Christiana Melam

  • Person-centred care

On 8 July 2019, London is hosting a national Social Prescribing Link Worker conference in celebration of the first ever Social Prescribing Link Worker day.

The day is devoted to showcasing the impact of social prescribing link workers on the health and wellbeing of the population. It highlights the importance of a group of people that are vital for society, but whose role is often misunderstood.

What is a link worker?

Social prescribing link workers use strength-based approaches to increase people’s confidence to take control of their health and wellbeing. They work in partnership with people, actively listening to understand what matters to them from a holistic perspective, cocreating action plans and goals to meet their needs. This means they need to gain and maintain people’s trust and confidence.

Preserving the noble profession

There is a need to understand and preserve the nature of social prescribing link workers’ roles. The role is rich and varied, extending through many disciplines. However, some work needs to be done to create and maintain public confidence and trust in the link worker profession so that it can deliver improved health and wellbeing outcomes for people using services, carers and communities. Preserving the integrity of the role and ensuring quality across the profession is important as well. Once there is a full understanding of the role and maintained public trust, people will see that link workers can act as the glue between the community, health and social care, joining it all together.

Culture of learning and encouraging participation

The best way to develop understanding and to learn about the profession’s importance is through effective engagement with existing social prescribing link workers. Furthermore, as NHS England plans to recruit 1,000 social prescribing link workers in Primary Care Networks as part of the NHS Long Term Plan from July, it is important to take cues and be informed by existing link workers, so all new recruits are geared up to succeed. Our ‘getting to know the link worker workforce’ report highlights the knowledge, skills, experiences and support needs of existing link workers. It presents an opportunity to be informed about setting up the new recruits to succeed.

A Social Prescribing and Social Prescribing Link Worker social movement is necessary for sustainability. Therefore, it is important to encourage participation, volunteerism, and greater fresh entry into the profession to meet the anticipated rise in demand.

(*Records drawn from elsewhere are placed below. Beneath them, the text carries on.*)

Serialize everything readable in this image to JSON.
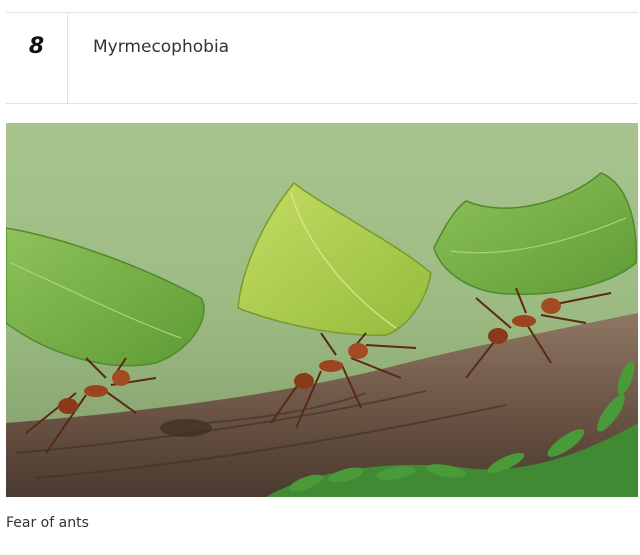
{
  "item": {
    "number": "8",
    "title": "Myrmecophobia"
  },
  "image": {
    "subject": "leafcutter-ants-carrying-leaves"
  },
  "caption": "Fear of ants"
}
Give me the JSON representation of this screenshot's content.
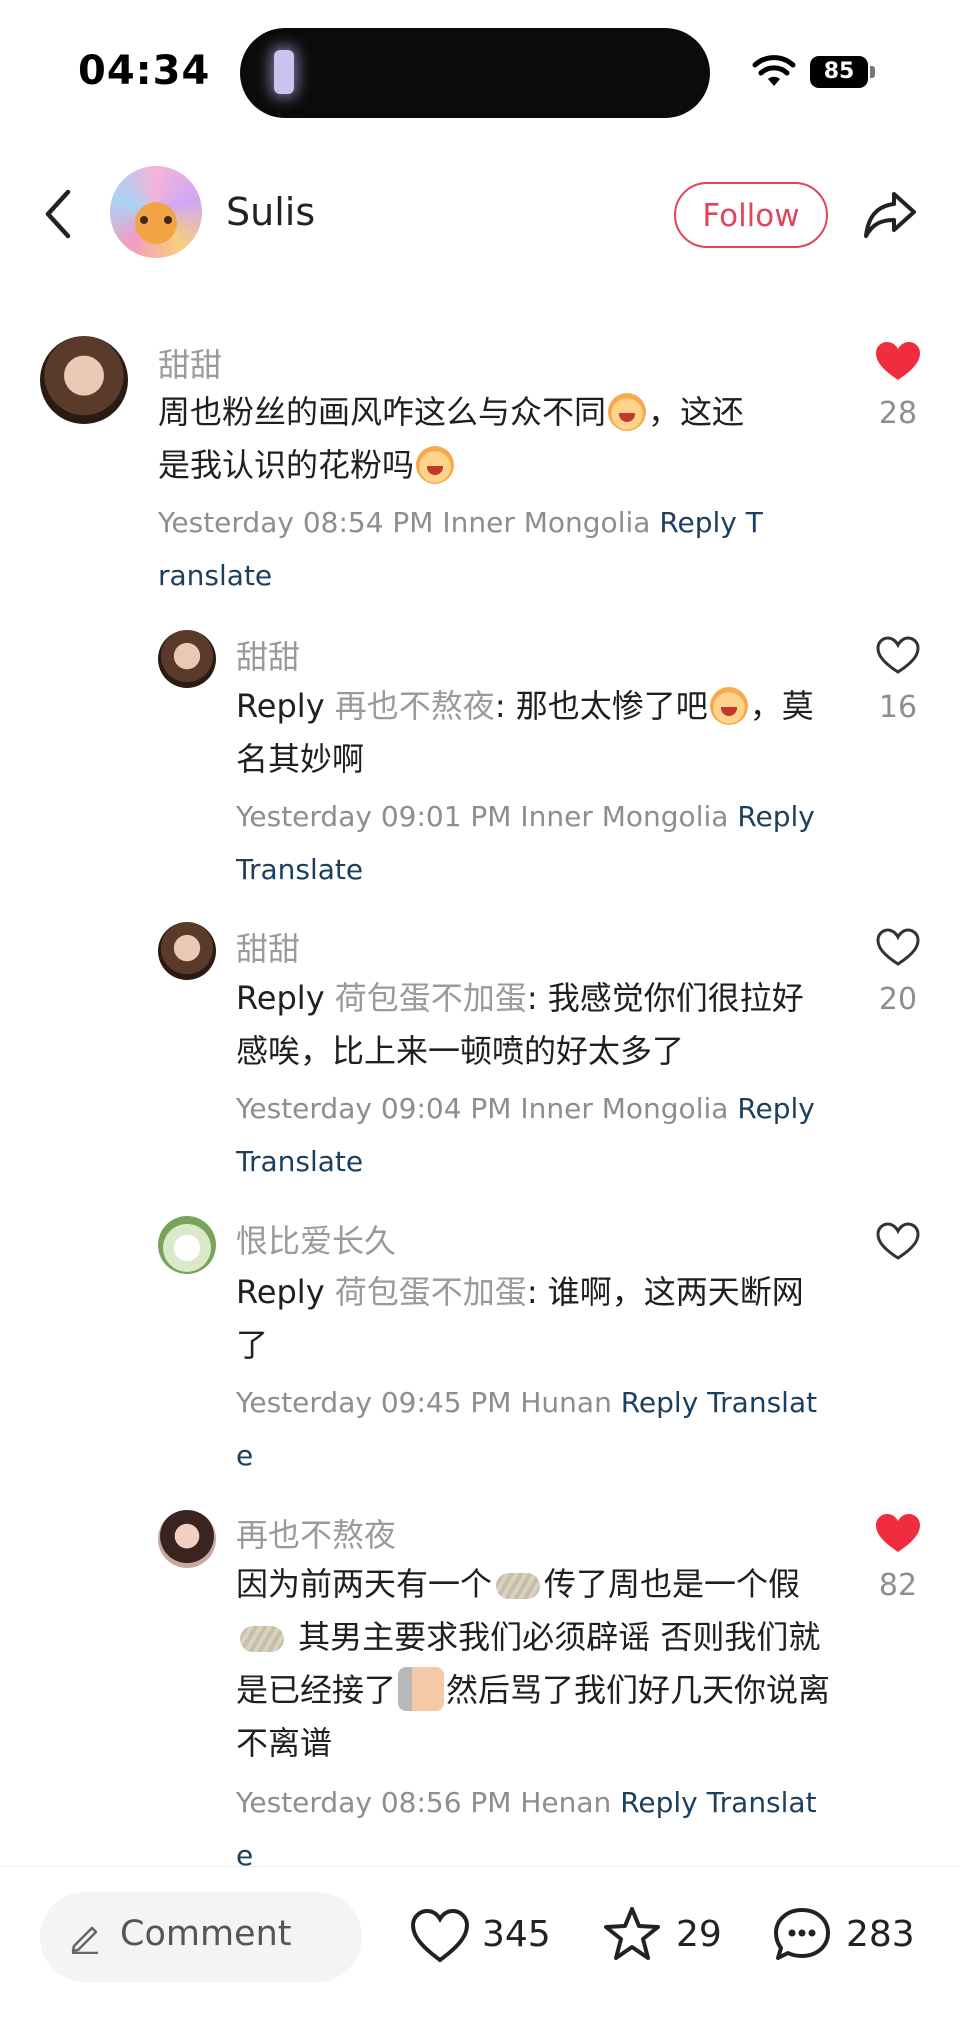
{
  "status_bar": {
    "time": "04:34",
    "battery": "85"
  },
  "header": {
    "username": "Sulis",
    "follow_label": "Follow"
  },
  "comments": [
    {
      "nick": "甜甜",
      "text_parts": [
        "周也粉丝的画风咋这么与众不同",
        "，这还是我认识的花粉吗"
      ],
      "meta": "Yesterday 08:54 PM Inner Mongolia",
      "reply_label": "Reply",
      "translate_label": "Translate",
      "likes": "28",
      "liked": true
    },
    {
      "nick": "甜甜",
      "reply_prefix": "Reply",
      "reply_to": "再也不熬夜",
      "text_parts": [
        ": 那也太惨了吧",
        "，莫名其妙啊"
      ],
      "meta": "Yesterday 09:01 PM Inner Mongolia",
      "reply_label": "Reply",
      "translate_label": "Translate",
      "likes": "16",
      "liked": false
    },
    {
      "nick": "甜甜",
      "reply_prefix": "Reply",
      "reply_to": "荷包蛋不加蛋",
      "text": ": 我感觉你们很拉好感唉，比上来一顿喷的好太多了",
      "meta": "Yesterday 09:04 PM Inner Mongolia",
      "reply_label": "Reply",
      "translate_label": "Translate",
      "likes": "20",
      "liked": false
    },
    {
      "nick": "恨比爱长久",
      "reply_prefix": "Reply",
      "reply_to": "荷包蛋不加蛋",
      "text": ": 谁啊，这两天断网了",
      "meta": "Yesterday 09:45 PM Hunan",
      "reply_label": "Reply",
      "translate_label": "Translate",
      "likes": "",
      "liked": false
    },
    {
      "nick": "再也不熬夜",
      "text_parts": [
        "因为前两天有一个",
        "传了周也是一个假",
        " 其男主要求我们必须辟谣 否则我们就是已经接了",
        "然后骂了我们好几天你说离不离谱"
      ],
      "meta": "Yesterday 08:56 PM Henan",
      "reply_label": "Reply",
      "translate_label": "Translate",
      "likes": "82",
      "liked": true
    }
  ],
  "bottom_bar": {
    "comment_placeholder": "Comment",
    "likes": "345",
    "favorites": "29",
    "comments": "283"
  },
  "colors": {
    "accent": "#e0455a",
    "link": "#1c3f5f",
    "muted": "#8e8e8e"
  }
}
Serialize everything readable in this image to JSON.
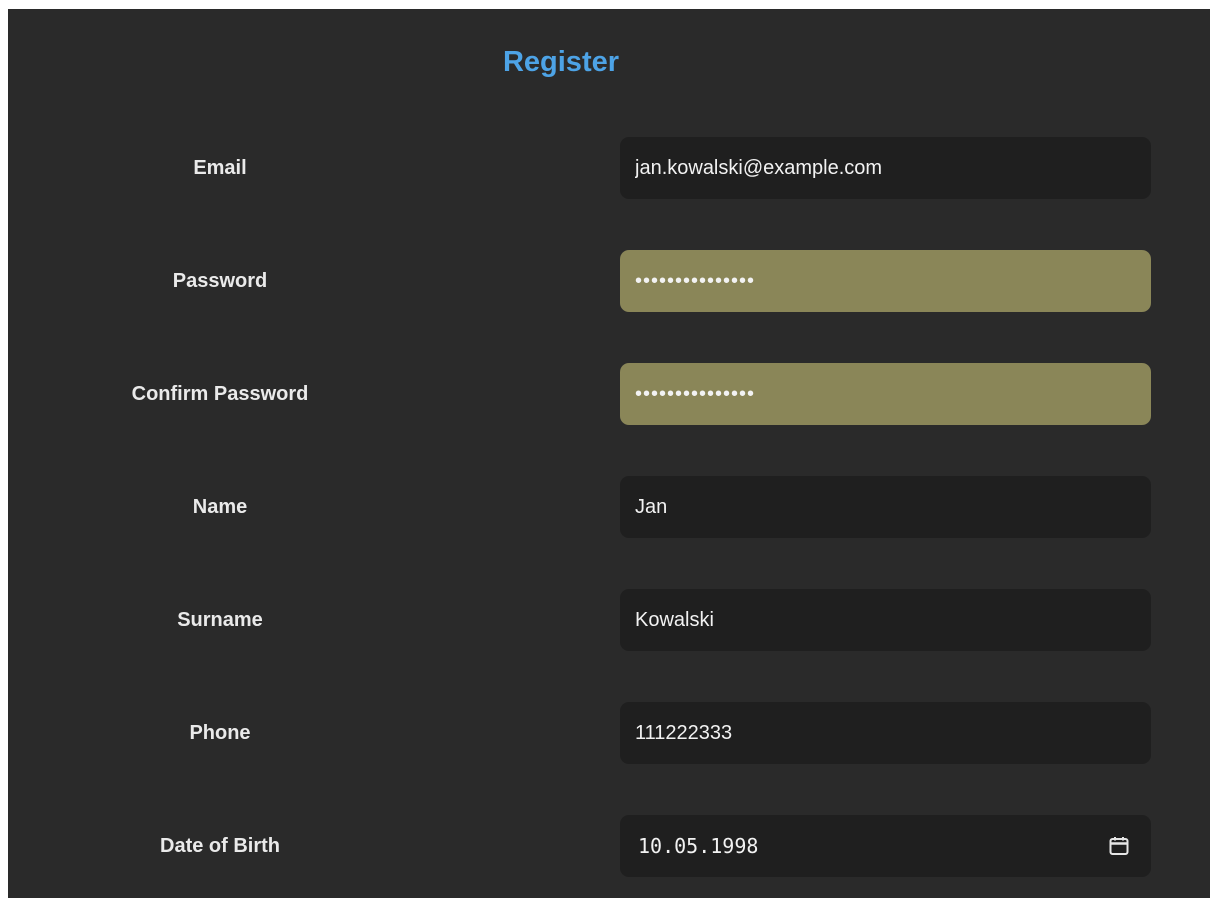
{
  "form": {
    "title": "Register",
    "fields": {
      "email": {
        "label": "Email",
        "value": "jan.kowalski@example.com"
      },
      "password": {
        "label": "Password",
        "value": "password12345ab",
        "autofilled": true
      },
      "confirm_password": {
        "label": "Confirm Password",
        "value": "password12345ab",
        "autofilled": true
      },
      "name": {
        "label": "Name",
        "value": "Jan"
      },
      "surname": {
        "label": "Surname",
        "value": "Kowalski"
      },
      "phone": {
        "label": "Phone",
        "value": "111222333"
      },
      "date_of_birth": {
        "label": "Date of Birth",
        "value": "10.05.1998",
        "icon": "calendar-icon"
      }
    }
  },
  "colors": {
    "background": "#2a2a2a",
    "title": "#4da3e6",
    "input_background": "#1f1f1f",
    "autofill_background": "#8a8658",
    "text": "#eaeaea"
  }
}
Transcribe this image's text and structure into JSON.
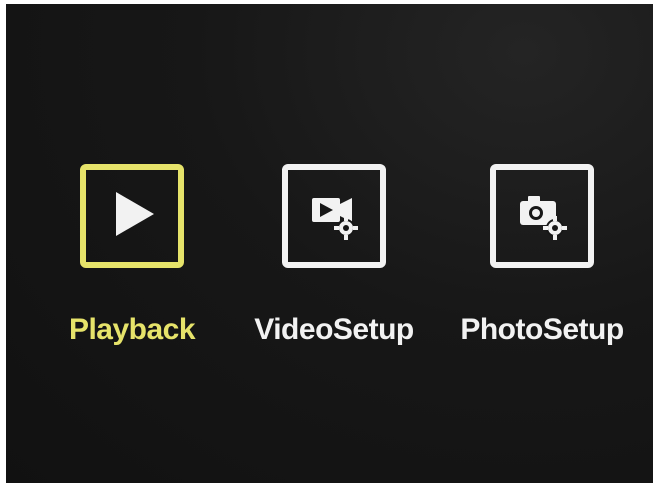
{
  "menu": {
    "selected_index": 0,
    "items": [
      {
        "label": "Playback",
        "icon": "play-icon"
      },
      {
        "label": "VideoSetup",
        "icon": "video-settings-icon"
      },
      {
        "label": "PhotoSetup",
        "icon": "photo-settings-icon"
      }
    ]
  },
  "colors": {
    "background": "#171717",
    "selected": "#e6e36a",
    "normal": "#f2f2f2"
  }
}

Ensuring personalised social prescription and building community resilience

Social prescriptions need to be person–centred and offer choice and control. It is essential that people are prescribed community service based on their individual needs, strengths and abilities. At the same time, the Voluntary, Community and Social Enterprise sector (VCSE) has a huge role to play and it is important to build its capability and capacity. Social prescribing link workers only offer initial support; it is the VCSE that takes it from there and so resourcing the sector to be able to provide long term support to the individual is essential.

The first ever Social Prescribing Link Worker Day is being marked by a national conference. The day will be spent highlighting the importance of the profession and some issues being faced by it, sharing national best practices, along with attempts to increase national interest and raising link workers’ ambition.

National Association of Link Workers is the largest professional network for link workers increasing professional consistency and competence. Its membership provides social prescribing link workers and their employers with a single point of access for link worker support and development.